Exercise brief:
For the data below, give the number of lines containing "title" and nothing more.
(Exercise inputs begins)
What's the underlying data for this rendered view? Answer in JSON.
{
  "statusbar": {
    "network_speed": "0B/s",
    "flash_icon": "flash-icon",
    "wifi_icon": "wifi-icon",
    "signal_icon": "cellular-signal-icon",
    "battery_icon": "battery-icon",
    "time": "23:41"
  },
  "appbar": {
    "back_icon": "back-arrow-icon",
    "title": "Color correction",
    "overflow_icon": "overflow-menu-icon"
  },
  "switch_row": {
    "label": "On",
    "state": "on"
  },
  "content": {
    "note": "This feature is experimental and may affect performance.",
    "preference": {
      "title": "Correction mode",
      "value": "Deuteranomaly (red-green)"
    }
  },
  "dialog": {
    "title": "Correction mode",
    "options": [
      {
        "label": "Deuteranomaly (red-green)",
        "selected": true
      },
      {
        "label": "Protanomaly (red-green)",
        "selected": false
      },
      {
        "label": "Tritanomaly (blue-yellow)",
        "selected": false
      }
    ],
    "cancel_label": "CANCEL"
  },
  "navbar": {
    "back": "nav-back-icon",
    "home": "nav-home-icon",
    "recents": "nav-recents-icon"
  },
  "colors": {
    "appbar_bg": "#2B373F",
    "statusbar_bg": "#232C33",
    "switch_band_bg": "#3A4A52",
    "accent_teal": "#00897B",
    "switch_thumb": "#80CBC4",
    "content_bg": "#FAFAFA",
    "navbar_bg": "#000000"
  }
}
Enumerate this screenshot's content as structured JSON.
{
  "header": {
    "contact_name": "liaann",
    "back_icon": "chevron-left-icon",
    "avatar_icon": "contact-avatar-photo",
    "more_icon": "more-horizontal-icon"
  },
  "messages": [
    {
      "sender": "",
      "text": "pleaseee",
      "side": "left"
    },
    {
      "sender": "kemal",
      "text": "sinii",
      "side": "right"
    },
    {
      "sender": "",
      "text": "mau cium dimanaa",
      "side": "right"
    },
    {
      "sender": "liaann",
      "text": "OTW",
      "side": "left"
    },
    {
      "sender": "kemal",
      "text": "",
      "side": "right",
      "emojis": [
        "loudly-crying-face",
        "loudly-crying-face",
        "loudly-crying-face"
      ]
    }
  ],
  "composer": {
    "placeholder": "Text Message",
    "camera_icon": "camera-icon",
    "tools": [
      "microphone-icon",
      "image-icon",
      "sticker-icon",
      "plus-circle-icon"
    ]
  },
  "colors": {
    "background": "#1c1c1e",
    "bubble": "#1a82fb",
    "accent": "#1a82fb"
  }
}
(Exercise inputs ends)
Reply:
3